**The problem:**
For the entries below, how many lines include the word "Maria"? Give the figure and nothing more.

****

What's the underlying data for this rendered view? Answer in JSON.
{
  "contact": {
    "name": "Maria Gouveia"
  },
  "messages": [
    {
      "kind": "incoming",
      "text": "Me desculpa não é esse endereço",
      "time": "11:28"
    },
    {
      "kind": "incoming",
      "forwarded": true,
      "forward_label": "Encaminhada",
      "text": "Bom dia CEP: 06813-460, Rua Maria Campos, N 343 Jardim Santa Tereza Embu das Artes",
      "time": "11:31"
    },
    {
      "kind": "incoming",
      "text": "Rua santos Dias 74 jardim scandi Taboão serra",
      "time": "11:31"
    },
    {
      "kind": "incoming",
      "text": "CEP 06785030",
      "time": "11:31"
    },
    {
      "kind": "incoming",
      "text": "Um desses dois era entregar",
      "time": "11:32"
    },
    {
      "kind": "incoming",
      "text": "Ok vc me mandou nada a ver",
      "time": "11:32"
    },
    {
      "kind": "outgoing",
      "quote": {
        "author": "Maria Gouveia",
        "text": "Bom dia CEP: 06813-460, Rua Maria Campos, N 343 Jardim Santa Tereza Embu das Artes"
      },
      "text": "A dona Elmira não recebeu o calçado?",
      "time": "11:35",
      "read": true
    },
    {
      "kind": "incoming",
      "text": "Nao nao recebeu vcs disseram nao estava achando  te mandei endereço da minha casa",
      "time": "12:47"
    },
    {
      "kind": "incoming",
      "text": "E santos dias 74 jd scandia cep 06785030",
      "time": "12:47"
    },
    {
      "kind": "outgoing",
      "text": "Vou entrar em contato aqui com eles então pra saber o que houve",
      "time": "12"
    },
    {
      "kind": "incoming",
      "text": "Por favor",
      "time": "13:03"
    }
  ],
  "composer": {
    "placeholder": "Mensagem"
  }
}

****

**Your response:**
4